> **Description of the task**:
Among the entries below, tally each line in which the word "import" is found, then state the tally alone.

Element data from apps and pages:

*** Begin section ***

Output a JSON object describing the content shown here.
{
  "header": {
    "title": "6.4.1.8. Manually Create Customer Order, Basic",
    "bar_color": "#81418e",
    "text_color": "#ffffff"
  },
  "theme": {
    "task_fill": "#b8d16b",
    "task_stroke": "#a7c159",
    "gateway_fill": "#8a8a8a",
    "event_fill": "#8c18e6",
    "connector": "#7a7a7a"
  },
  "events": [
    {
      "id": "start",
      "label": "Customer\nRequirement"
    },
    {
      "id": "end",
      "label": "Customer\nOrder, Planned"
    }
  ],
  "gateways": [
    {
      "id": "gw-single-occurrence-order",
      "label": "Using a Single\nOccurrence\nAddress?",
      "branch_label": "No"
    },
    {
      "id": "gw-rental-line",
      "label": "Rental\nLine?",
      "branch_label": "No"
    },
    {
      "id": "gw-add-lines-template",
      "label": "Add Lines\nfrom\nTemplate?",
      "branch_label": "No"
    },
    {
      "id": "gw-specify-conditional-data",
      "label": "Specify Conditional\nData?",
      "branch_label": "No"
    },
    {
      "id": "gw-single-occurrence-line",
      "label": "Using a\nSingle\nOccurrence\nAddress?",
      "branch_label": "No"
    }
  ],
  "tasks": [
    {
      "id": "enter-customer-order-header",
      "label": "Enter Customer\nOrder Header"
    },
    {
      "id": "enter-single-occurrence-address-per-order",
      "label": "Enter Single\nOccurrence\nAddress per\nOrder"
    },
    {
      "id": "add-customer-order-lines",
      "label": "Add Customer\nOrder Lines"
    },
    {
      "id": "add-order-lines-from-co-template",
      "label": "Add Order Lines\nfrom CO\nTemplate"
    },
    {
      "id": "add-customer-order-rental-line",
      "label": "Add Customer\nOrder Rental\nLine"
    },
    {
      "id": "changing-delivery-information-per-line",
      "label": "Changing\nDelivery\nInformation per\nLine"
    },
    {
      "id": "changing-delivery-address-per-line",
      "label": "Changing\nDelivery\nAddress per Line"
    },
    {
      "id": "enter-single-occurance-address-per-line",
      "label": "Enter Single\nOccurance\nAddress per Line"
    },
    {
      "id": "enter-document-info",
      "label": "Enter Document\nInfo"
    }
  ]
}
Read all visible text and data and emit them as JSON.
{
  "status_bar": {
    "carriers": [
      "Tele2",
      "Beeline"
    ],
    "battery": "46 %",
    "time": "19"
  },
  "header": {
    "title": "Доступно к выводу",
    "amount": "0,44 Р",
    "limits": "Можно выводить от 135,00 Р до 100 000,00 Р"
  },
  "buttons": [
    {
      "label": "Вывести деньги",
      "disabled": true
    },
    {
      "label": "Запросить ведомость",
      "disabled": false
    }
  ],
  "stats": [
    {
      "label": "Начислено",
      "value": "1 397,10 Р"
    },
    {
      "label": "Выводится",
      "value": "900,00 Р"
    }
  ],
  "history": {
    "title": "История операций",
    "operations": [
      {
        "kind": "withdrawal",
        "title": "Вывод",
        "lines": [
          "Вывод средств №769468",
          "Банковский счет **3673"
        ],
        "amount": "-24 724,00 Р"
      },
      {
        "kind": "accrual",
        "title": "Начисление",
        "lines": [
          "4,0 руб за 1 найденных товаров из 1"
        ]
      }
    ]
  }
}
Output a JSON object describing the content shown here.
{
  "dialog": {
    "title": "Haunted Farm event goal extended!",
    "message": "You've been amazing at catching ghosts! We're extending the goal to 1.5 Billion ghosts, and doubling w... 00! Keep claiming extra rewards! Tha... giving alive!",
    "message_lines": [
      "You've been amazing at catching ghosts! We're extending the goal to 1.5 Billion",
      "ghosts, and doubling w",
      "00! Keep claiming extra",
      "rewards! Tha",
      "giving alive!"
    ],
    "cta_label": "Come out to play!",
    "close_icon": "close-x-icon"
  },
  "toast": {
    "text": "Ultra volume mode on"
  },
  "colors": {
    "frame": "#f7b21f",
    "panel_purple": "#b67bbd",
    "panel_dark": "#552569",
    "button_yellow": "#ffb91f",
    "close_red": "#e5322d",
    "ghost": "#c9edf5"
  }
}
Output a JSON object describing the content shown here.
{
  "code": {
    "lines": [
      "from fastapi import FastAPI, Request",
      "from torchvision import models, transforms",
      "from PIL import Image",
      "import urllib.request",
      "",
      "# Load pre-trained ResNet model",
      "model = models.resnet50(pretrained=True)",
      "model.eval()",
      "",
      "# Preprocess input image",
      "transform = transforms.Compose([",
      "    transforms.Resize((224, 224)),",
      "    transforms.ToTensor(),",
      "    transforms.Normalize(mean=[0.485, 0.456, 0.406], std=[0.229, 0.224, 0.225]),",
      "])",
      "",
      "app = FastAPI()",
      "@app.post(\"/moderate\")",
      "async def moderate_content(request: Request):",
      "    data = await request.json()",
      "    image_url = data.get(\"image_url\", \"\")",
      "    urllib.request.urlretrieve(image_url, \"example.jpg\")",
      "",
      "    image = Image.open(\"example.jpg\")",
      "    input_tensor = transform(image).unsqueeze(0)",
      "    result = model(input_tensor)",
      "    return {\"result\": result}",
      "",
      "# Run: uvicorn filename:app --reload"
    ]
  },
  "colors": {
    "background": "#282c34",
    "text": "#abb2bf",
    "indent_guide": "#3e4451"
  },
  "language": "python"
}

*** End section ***

> **Reply to the task**:
4